Eventually sending the Old Guard forward at Ligny, Napoleon succeeded in shattering the Prussian line, yet failed to achieve the planned envelopment that might have destroyed Blucher’s army altogether. An even larger failure, perhaps, would occur the following morning, when Marshal Ney allowed the Anglo-Dutch army to disengage at Quatre-Bras and slip away to the north. Thus, on the seventeenth, both Allied armies were able to withdraw essentially intact, with Blucher falling back upon Wavre, while Wellington withdrew to a low ridge near the village of Waterloo. Here, after a day of heavy rains, both sides prepared for a major battle that was to decide the fate of Europe.
Battle of Waterloo:
Destined to become the climactic engagement of the Napoleonic Wars, the Battle of Waterloo began late on the morning of June eighteenth, 1815, following delays caused by recent, heavy rains. About 11:20, Napoleon ordered a diversionary attack on Hougomont, the westernmost of three farm complexes dominating the approaches to the Allied position at Mont St. Jean. The French advanced across a low wall and through a section of wood, yet were unable to break into the farm’s main compound, and for the next two hours the fighting at Hougomont grew more and more intense as reinforcements were fed in on both sides.
Just before two o’clock, French prospects darkened considerably as large numbers of Prussian troops were seen massing east of Ohain. Contrary to Napoleon’s assumptions, Blucher’s army had not been driven off, and was preparing to come up in support of the Allied left. Nevertheless, counting on the success of an overwhelming infantry assault against the ridge east of the Brussels highway, Napoleon ordered d’Erlon’s corps forward behind a massive artillery bombardment.
Advancing in column formation, d’Erlon’s divisions ascended the ridge and succeeded in routing a Belgian brigade before concerted Allied volleys brought the westernmost column to a halt just short of the Ohain Road. Here, while the French struggled to redeploy into line of battle, a well-timed charge of British cavalry broke them up, eventually sending d’Erlon’s entire corps streaming back in headlong retreat.
By four o’clock Napoleon’s right flank had been largely reorganized, and following another massive French bombardment, Marshal Ney led another advance against the central farmhouse at LaHaye Sainte.
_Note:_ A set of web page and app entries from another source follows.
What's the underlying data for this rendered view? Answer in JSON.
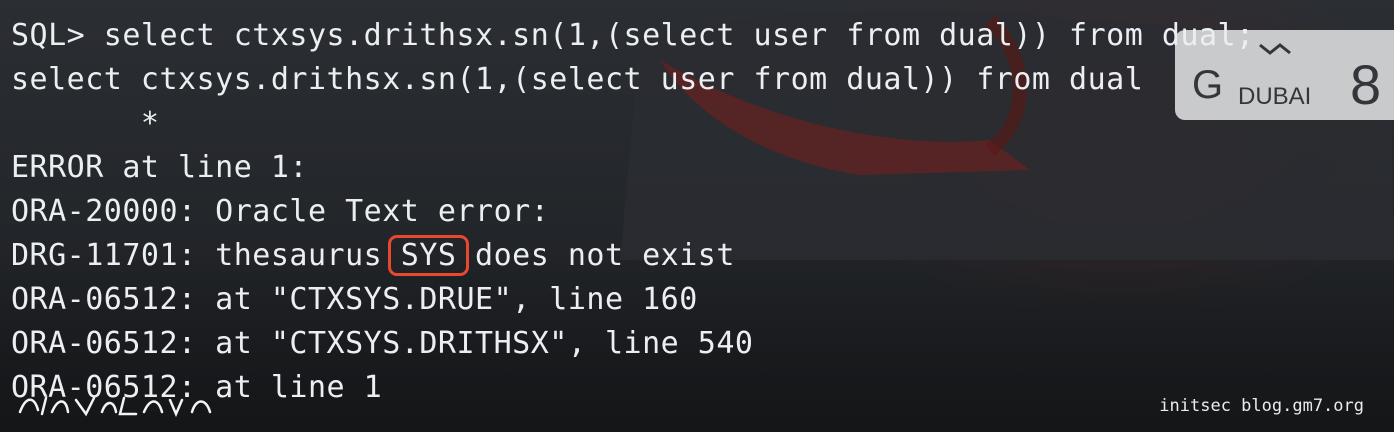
{
  "terminal": {
    "lines": [
      {
        "pre": "SQL> select ctxsys.drithsx.sn(1,(select user from dual)) from dual;"
      },
      {
        "pre": "select ctxsys.drithsx.sn(1,(select user from dual)) from dual"
      },
      {
        "pre": "       *"
      },
      {
        "pre": "ERROR at line 1:"
      },
      {
        "pre": "ORA-20000: Oracle Text error:"
      },
      {
        "pre": "DRG-11701: thesaurus ",
        "highlight": "SYS",
        "post": " does not exist"
      },
      {
        "pre": "ORA-06512: at \"CTXSYS.DRUE\", line 160"
      },
      {
        "pre": "ORA-06512: at \"CTXSYS.DRITHSX\", line 540"
      },
      {
        "pre": "ORA-06512: at line 1"
      }
    ]
  },
  "watermark": "initsec blog.gm7.org",
  "colors": {
    "text": "#eceff1",
    "highlight_border": "#e8482e",
    "background": "#24272b"
  }
}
Meanwhile, Wellington ordered his troops to withdraw a hundred paces to shelter from the enemy shells, whereupon the impetuous Ney, believing the enemy to be in retreat, ordered an attack of Milhaud’s heavy cavalry. The French horsemen went forward only to find the Anglo-Dutch forces standing firm in defensive squares, however, and could make little impression on the enemy infantry. Shortly thereafter the balance of the French cavalry reserve was ordered forward, yet despite repeated charges the Allied line held.
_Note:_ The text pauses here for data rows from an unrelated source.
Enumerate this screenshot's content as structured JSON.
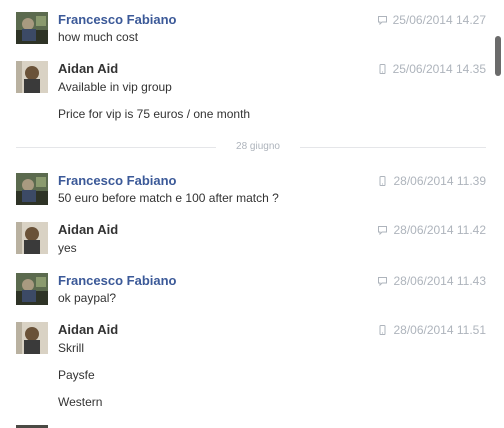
{
  "conversation": {
    "messages": [
      {
        "sender": "Francesco Fabiano",
        "timestamp": "25/06/2014 14.27",
        "device": "chat-bubble-icon",
        "avatar": "francesco",
        "lines": [
          "how much cost"
        ]
      },
      {
        "sender": "Aidan Aid",
        "timestamp": "25/06/2014 14.35",
        "device": "mobile-phone-icon",
        "avatar": "aidan",
        "lines": [
          "Available in vip group",
          "Price for vip is 75 euros / one month"
        ]
      },
      {
        "sender": "Francesco Fabiano",
        "timestamp": "28/06/2014 11.39",
        "device": "mobile-phone-icon",
        "avatar": "francesco",
        "lines": [
          "50 euro before match e 100 after match ?"
        ]
      },
      {
        "sender": "Aidan Aid",
        "timestamp": "28/06/2014 11.42",
        "device": "chat-bubble-icon",
        "avatar": "aidan",
        "lines": [
          "yes"
        ]
      },
      {
        "sender": "Francesco Fabiano",
        "timestamp": "28/06/2014 11.43",
        "device": "chat-bubble-icon",
        "avatar": "francesco",
        "lines": [
          "ok paypal?"
        ]
      },
      {
        "sender": "Aidan Aid",
        "timestamp": "28/06/2014 11.51",
        "device": "mobile-phone-icon",
        "avatar": "aidan",
        "lines": [
          "Skrill",
          "Paysfe",
          "Western"
        ]
      }
    ],
    "date_divider": "28 giugno"
  },
  "colors": {
    "sender_link": "#3b5998",
    "sender_dark": "#333333",
    "meta_text": "#aeb4bc",
    "divider": "#e5e6e9"
  }
}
By six o’clock the Prussians had arrived in force on the French right, where desperate fighting took place in and around the village of Plancenoit. Increasingly in danger of being enveloped, Napoleon made a final effort to break through the Allied line west of the Brussels highway, sending the Imperial Guard forward in a last, desperate effort to win the day. All five battalions were repulsed by an aggressive British defense, however, and as word of the Guard’s failure spread, the French line suddenly began to collapse from right to left. By nightfall the French were in full retreat toward Charleroi. The battle, the campaign and the empire itself were finished. Within a month Napoleon would be a British captive, bound for exile on St. Helena in the South Atlantic.